It took my mother over 14 years to become “independent.” We spent most of my childhood living with others, often being reminded that the place where we lived was not our home. Together we endured many necessities, humiliations, and violations of our character and bodies. But it was the combination of structural limitations and cultural norms that forced us to internalize the pain and the suffering, and to ignore the transgressions. Indeed, having to go on as if these experiences were not occurring led to the accumulation of anger, resentment, and disappointment… Further, these experiences have also had lasting effects on how we develop our own relationships. In the case of my mother, deciding to forgo the possibility of a future marriage due to the trauma caused by the experiences she had with her daughter’s father. And in my case, a distrust and suspicion of men, and conflicting emotions towards intimacy that are related to cultural perceptions of how a Latina woman should relate to sex, with the traumas of unwanted sexual contact and exposure at a very young age.

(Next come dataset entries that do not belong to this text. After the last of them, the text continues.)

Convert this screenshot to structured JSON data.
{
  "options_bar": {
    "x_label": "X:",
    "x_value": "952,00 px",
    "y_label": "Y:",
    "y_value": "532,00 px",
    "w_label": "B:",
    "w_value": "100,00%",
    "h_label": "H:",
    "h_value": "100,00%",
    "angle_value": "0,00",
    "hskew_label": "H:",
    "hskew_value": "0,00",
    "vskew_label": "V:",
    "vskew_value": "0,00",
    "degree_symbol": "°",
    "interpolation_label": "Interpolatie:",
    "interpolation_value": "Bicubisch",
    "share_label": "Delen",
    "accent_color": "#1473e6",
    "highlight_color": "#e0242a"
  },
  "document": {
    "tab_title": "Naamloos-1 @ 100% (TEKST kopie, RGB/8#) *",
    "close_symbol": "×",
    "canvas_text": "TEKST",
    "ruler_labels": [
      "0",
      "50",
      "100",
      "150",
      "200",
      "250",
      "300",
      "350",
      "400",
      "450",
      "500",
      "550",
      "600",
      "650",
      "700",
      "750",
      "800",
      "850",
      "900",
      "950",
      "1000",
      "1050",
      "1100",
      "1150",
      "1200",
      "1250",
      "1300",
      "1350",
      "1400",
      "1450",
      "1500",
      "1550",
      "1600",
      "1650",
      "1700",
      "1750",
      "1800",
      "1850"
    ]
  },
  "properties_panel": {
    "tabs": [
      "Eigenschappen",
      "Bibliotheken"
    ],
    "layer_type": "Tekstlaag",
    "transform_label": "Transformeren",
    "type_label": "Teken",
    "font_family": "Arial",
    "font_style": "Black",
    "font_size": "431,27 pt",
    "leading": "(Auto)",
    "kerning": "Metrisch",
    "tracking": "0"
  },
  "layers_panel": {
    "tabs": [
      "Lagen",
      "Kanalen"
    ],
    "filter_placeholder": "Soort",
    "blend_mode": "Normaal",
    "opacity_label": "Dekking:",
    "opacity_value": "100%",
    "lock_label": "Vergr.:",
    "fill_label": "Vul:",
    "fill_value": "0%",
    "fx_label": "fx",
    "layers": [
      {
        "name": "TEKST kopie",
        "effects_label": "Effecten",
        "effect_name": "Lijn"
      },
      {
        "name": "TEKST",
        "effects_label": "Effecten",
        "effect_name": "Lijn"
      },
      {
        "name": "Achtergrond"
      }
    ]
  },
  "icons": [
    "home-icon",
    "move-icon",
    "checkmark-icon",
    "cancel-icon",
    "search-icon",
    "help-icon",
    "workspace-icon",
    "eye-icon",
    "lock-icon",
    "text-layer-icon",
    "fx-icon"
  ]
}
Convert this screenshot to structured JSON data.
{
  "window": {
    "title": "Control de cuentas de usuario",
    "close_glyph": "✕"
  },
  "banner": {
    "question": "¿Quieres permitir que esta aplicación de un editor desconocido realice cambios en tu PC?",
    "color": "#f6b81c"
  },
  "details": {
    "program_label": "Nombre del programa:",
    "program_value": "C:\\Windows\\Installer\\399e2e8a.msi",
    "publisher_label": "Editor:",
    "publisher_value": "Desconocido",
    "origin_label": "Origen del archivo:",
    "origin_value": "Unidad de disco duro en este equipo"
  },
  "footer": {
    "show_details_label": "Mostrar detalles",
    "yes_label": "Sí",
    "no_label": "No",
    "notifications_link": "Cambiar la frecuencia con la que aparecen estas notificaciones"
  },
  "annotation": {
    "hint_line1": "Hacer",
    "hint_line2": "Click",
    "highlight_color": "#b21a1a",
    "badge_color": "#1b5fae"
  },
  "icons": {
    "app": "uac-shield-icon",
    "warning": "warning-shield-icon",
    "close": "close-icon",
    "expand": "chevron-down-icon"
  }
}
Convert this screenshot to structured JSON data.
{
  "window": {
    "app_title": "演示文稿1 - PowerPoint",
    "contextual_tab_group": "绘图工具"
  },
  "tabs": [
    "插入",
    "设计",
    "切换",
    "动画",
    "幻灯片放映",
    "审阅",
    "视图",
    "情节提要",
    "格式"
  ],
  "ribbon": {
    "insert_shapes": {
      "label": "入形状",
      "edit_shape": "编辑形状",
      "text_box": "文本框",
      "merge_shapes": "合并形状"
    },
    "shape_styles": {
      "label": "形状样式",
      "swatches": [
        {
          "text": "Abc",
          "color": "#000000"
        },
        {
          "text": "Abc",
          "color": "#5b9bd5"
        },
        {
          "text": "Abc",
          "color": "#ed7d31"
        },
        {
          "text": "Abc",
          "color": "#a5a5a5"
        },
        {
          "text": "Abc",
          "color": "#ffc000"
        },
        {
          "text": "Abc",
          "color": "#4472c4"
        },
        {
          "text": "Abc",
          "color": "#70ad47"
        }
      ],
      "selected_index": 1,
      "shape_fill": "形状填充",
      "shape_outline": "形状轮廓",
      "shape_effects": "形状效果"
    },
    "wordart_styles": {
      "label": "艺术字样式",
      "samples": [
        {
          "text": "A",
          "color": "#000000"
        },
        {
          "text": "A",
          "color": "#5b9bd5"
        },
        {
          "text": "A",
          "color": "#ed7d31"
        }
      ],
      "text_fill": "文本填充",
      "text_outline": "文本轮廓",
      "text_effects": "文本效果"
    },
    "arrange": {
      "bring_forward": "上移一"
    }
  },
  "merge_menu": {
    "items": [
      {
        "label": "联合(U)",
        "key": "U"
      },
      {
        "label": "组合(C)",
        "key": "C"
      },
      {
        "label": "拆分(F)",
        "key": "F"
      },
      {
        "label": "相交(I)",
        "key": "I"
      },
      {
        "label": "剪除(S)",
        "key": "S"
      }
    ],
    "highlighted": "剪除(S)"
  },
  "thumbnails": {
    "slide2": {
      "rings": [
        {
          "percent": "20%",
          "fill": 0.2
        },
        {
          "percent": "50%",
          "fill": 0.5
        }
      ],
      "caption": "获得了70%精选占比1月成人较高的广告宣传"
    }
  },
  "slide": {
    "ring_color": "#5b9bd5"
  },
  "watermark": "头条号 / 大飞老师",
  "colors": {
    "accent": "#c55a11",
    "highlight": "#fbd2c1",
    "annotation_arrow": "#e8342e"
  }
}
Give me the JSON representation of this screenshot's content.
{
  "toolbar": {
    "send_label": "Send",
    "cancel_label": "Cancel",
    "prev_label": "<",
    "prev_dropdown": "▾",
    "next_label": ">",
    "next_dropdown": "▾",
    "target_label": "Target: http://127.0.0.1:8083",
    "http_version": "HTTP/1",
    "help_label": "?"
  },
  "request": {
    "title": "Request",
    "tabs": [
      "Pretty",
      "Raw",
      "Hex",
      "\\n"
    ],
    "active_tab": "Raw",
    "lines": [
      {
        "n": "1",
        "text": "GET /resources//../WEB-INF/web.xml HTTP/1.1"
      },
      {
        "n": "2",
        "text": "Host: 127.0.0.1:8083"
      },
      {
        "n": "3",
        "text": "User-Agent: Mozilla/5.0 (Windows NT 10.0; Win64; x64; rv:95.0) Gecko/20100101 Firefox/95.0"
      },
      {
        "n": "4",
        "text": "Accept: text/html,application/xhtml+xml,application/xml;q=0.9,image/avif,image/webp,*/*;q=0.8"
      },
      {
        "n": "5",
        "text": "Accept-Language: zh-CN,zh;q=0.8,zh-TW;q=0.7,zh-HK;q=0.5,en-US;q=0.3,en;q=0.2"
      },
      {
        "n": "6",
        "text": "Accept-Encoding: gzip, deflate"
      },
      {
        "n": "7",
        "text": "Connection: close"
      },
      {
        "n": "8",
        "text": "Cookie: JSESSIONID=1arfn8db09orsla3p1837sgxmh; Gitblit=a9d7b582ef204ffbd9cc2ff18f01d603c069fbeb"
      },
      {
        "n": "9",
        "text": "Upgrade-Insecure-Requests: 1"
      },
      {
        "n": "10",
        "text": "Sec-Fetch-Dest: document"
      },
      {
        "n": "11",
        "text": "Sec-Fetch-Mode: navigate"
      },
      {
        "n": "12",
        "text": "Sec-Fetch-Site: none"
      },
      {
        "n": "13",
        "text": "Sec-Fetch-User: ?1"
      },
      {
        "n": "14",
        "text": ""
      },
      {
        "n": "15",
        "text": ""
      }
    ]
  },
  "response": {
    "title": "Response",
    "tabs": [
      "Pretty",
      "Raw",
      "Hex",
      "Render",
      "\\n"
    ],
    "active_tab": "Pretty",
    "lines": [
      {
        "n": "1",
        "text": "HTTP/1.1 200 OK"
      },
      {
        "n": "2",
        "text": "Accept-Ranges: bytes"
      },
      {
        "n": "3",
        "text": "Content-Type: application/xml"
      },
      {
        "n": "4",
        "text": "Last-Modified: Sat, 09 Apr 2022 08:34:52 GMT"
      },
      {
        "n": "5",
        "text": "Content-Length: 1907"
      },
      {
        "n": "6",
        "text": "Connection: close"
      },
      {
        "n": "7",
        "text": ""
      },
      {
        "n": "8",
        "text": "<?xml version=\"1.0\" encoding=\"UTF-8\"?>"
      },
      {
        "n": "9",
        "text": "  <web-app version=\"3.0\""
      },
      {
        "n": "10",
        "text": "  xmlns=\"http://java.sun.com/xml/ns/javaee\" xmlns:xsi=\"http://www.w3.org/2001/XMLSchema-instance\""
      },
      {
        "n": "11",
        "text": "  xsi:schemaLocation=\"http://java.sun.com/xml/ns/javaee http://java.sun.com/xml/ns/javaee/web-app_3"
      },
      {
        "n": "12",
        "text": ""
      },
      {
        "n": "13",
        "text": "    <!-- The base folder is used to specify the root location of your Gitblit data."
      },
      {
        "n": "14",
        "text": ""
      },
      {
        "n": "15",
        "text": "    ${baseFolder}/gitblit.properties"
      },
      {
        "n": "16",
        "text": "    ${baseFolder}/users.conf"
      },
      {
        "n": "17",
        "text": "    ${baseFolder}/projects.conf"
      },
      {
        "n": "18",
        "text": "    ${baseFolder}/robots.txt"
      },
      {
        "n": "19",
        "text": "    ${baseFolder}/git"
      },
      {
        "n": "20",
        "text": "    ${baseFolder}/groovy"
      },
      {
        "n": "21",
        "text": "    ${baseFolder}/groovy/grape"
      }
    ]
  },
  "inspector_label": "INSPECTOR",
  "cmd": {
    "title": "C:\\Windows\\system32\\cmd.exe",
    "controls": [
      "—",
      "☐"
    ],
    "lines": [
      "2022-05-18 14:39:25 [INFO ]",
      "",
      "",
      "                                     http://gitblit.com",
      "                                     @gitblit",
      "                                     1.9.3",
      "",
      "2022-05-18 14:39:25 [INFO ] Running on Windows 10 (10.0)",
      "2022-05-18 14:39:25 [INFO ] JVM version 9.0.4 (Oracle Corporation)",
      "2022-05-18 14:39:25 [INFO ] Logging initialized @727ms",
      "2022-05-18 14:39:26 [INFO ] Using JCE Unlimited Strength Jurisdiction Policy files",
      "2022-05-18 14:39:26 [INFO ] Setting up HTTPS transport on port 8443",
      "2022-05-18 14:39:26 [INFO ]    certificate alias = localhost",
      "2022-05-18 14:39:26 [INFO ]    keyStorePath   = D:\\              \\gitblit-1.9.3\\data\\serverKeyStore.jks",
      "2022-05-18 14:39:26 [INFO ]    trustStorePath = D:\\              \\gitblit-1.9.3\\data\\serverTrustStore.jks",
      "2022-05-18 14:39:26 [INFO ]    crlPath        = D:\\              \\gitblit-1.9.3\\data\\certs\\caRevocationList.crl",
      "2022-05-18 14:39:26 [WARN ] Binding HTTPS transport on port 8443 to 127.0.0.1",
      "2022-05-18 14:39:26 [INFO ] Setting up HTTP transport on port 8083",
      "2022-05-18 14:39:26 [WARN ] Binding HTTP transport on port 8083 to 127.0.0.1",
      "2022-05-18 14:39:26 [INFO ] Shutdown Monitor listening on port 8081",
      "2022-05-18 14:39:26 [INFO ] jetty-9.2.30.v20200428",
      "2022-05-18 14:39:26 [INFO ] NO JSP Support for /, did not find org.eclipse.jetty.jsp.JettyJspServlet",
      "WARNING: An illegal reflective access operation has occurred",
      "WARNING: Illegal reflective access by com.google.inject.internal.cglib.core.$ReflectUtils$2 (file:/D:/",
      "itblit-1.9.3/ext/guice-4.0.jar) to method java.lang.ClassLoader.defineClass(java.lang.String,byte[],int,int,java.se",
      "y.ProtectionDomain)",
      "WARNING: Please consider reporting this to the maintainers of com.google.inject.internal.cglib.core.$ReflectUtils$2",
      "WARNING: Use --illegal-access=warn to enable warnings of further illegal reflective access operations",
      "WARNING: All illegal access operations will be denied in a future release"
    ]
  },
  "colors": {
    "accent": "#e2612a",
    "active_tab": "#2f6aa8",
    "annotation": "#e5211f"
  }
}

Now as a young adult, I seek to liberate myself from these traumas as I also try to understand my mother’s decisions and what at times I saw as inaction. I seek to liberate myself from the ideas that have been so effectively ingrained into my subconscious of what it means to be a woman and what my role should be in society. I seek to be liberated from the emotional wounds that at times still feel so fresh, while at other times I manage to numb away. I want to be free… but sometimes I don’t know how to get there. If only my background would have been different… If only I would have had the privileges afforded by legal status, class, traditional family structure, male gender, and the protection of a father… but if I would have had these “privileges,” I wouldn’t be who I am today.